Discuss implementation in detail with your software vendors and understand their approach. You need to be clear on what a good implementation look like.
You need to understand how the software will be support. Ask your vendors:
- "Will a human answer the phone when I have a question?"
- "How long does it take to fix my issues?"
- "Are there any help manuals?"
There are some principles you need to be aware of.
- Understand that no software will do everything you need, and that’s OK!
- Accept that software is designed by experts who will have included many people's views in it's design.
- Personal opinions should not be part of the process, because you may be wrong.
- You need to understand and acknowledge that you may have to change your process to fit the software. It's best to not request the software to be changed to match your process.
When you buy software expect that there are two types of software that can do the job:
- "Out of the box" with a low level of configuration
- Highly configurable software
The difference is that the highly configurable solutions will always be more expensive to purchase, implement, train and support. Always ensure your budget considers this and that complexity can mean "scope creep".
You need to future-proof the selection because you are buying a solution that future employees will have to use even after you leave.
The best salesman is a reference site that you can trust. Ask for a reference site from your industry that has used the software for some time and they can see the value of the product. and that you respect.
- Speak to the right people at the reference site, not just managers but the users.
- Ask them if they find it easy or hard to use.
- Did the software solve the pain?
- What was the implementation and training like and was it was effective?
- What is support like? Do they charge for it or is it part of the cost?
- Always do your research.
- Research reviews on the internet and assess their social media pages.
- Get people from various levels of your business involved in finding the right solution.

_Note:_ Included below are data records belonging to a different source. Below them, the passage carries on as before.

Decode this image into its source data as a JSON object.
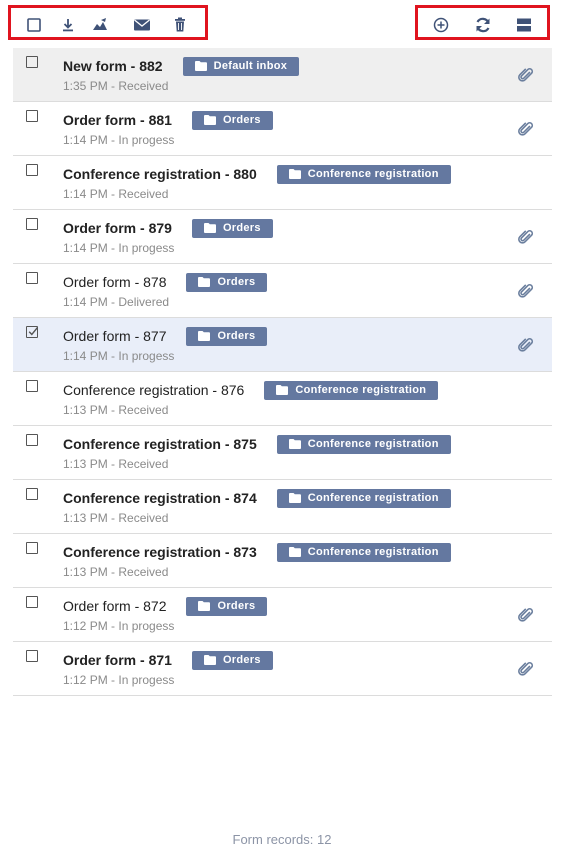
{
  "toolbar": {
    "left_icons": [
      "select-all-checkbox-icon",
      "download-icon",
      "sign-icon",
      "mail-icon",
      "trash-icon"
    ],
    "right_icons": [
      "add-circle-icon",
      "refresh-icon",
      "layout-toggle-icon"
    ],
    "highlight_color": "#e0141f"
  },
  "badge_color": "#6478a0",
  "rows": [
    {
      "title": "New form - 882",
      "subtitle": "1:35 PM - Received",
      "folder": "Default inbox",
      "attachment": true,
      "unread": true,
      "checked": false
    },
    {
      "title": "Order form - 881",
      "subtitle": "1:14 PM - In progess",
      "folder": "Orders",
      "attachment": true,
      "unread": true,
      "checked": false
    },
    {
      "title": "Conference registration - 880",
      "subtitle": "1:14 PM - Received",
      "folder": "Conference registration",
      "attachment": false,
      "unread": true,
      "checked": false
    },
    {
      "title": "Order form - 879",
      "subtitle": "1:14 PM - In progess",
      "folder": "Orders",
      "attachment": true,
      "unread": true,
      "checked": false
    },
    {
      "title": "Order form - 878",
      "subtitle": "1:14 PM - Delivered",
      "folder": "Orders",
      "attachment": true,
      "unread": false,
      "checked": false
    },
    {
      "title": "Order form - 877",
      "subtitle": "1:14 PM - In progess",
      "folder": "Orders",
      "attachment": true,
      "unread": false,
      "checked": true
    },
    {
      "title": "Conference registration - 876",
      "subtitle": "1:13 PM - Received",
      "folder": "Conference registration",
      "attachment": false,
      "unread": false,
      "checked": false
    },
    {
      "title": "Conference registration - 875",
      "subtitle": "1:13 PM - Received",
      "folder": "Conference registration",
      "attachment": false,
      "unread": true,
      "checked": false
    },
    {
      "title": "Conference registration - 874",
      "subtitle": "1:13 PM - Received",
      "folder": "Conference registration",
      "attachment": false,
      "unread": true,
      "checked": false
    },
    {
      "title": "Conference registration - 873",
      "subtitle": "1:13 PM - Received",
      "folder": "Conference registration",
      "attachment": false,
      "unread": true,
      "checked": false
    },
    {
      "title": "Order form - 872",
      "subtitle": "1:12 PM - In progess",
      "folder": "Orders",
      "attachment": true,
      "unread": false,
      "checked": false
    },
    {
      "title": "Order form - 871",
      "subtitle": "1:12 PM - In progess",
      "folder": "Orders",
      "attachment": true,
      "unread": true,
      "checked": false
    }
  ],
  "footer": {
    "text": "Form records: 12"
  }
}
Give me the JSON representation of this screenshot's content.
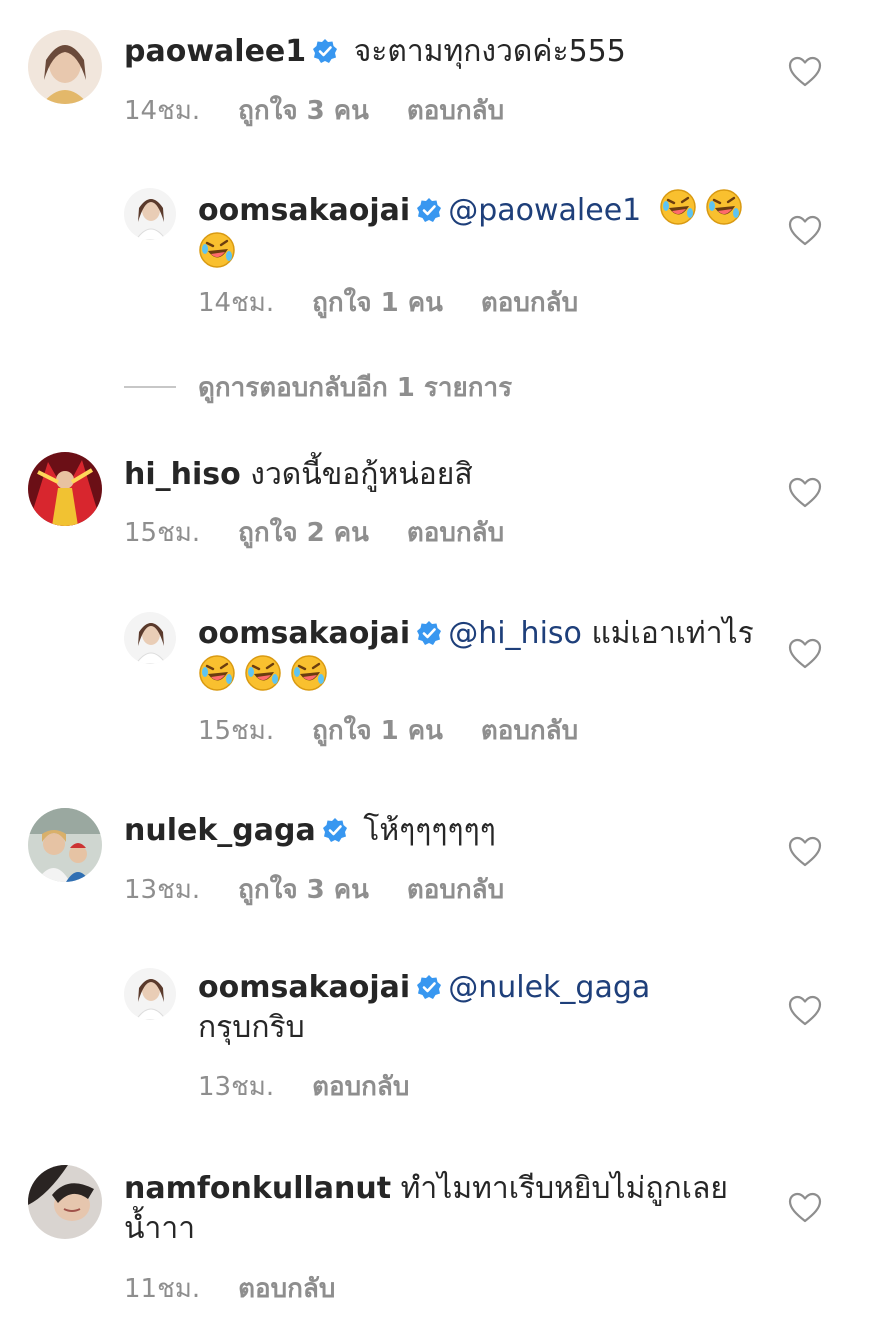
{
  "comments": [
    {
      "username": "paowalee1",
      "verified": true,
      "mention": "",
      "text": "จะตามทุกงวดค่ะ555",
      "emojis": 0,
      "time": "14ชม.",
      "likes": "ถูกใจ 3 คน",
      "reply": "ตอบกลับ"
    },
    {
      "username": "oomsakaojai",
      "verified": true,
      "mention": "@paowalee1",
      "text": "",
      "emojis": 3,
      "time": "14ชม.",
      "likes": "ถูกใจ 1 คน",
      "reply": "ตอบกลับ"
    },
    {
      "username": "hi_hiso",
      "verified": false,
      "mention": "",
      "text": "งวดนี้ขอกู้หน่อยสิ",
      "emojis": 0,
      "time": "15ชม.",
      "likes": "ถูกใจ 2 คน",
      "reply": "ตอบกลับ"
    },
    {
      "username": "oomsakaojai",
      "verified": true,
      "mention": "@hi_hiso",
      "text": "แม่เอาเท่าไร",
      "emojis": 3,
      "time": "15ชม.",
      "likes": "ถูกใจ 1 คน",
      "reply": "ตอบกลับ"
    },
    {
      "username": "nulek_gaga",
      "verified": true,
      "mention": "",
      "text": "โห้ๆๆๆๆๆๆ",
      "emojis": 0,
      "time": "13ชม.",
      "likes": "ถูกใจ 3 คน",
      "reply": "ตอบกลับ"
    },
    {
      "username": "oomsakaojai",
      "verified": true,
      "mention": "@nulek_gaga",
      "text": "กรุบกริบ",
      "emojis": 0,
      "time": "13ชม.",
      "likes": "",
      "reply": "ตอบกลับ"
    },
    {
      "username": "namfonkullanut",
      "verified": false,
      "mention": "",
      "text": "ทำไมทาเรีบหยิบไม่ถูกเลยน้ำาา",
      "emojis": 0,
      "time": "11ชม.",
      "likes": "",
      "reply": "ตอบกลับ"
    }
  ],
  "view_more_replies": "ดูการตอบกลับอีก 1 รายการ",
  "icons": {
    "verified": "verified-badge-icon",
    "like": "heart-outline-icon",
    "emoji": "rolling-on-floor-laughing-emoji"
  },
  "colors": {
    "verified": "#3897f0",
    "mention": "#1e3f7a",
    "meta": "#8e8e8e",
    "text": "#262626"
  }
}
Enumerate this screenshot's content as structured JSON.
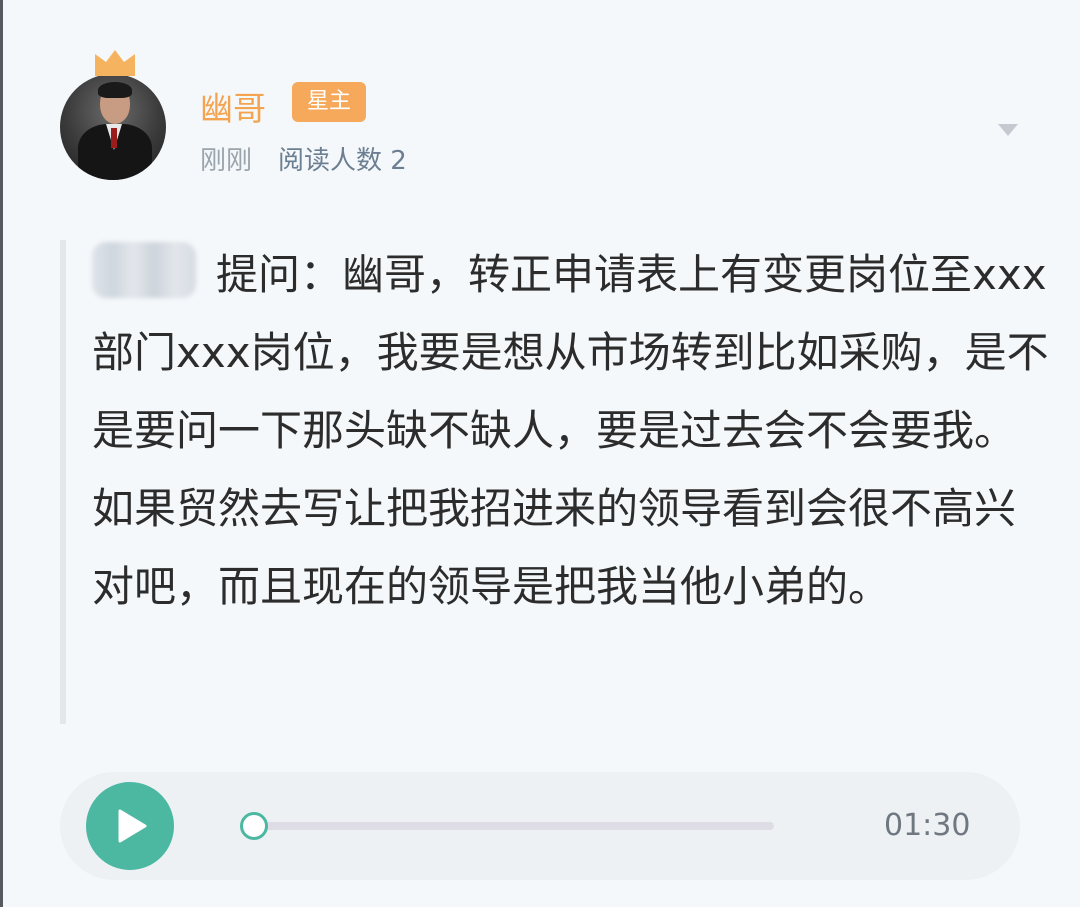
{
  "post": {
    "author": {
      "name": "幽哥",
      "badge": "星主"
    },
    "time": "刚刚",
    "readers": "阅读人数 2",
    "question": {
      "asker_blurred": true,
      "text": "提问：幽哥，转正申请表上有变更岗位至xxx部门xxx岗位，我要是想从市场转到比如采购，是不是要问一下那头缺不缺人，要是过去会不会要我。如果贸然去写让把我招进来的领导看到会很不高兴对吧，而且现在的领导是把我当他小弟的。"
    },
    "audio": {
      "duration": "01:30",
      "progress": 0
    }
  },
  "colors": {
    "name": "#f4a450",
    "badge_bg": "#f6a85b",
    "play": "#4cb8a2",
    "readers": "#6c7f92"
  },
  "icons": {
    "crown": "crown-icon",
    "menu": "chevron-down-icon",
    "play": "play-icon"
  }
}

- Ensure the selected solution is EASY to use
- Find out all costs involved - what these are and how much
- Have a plan to measure your progress against.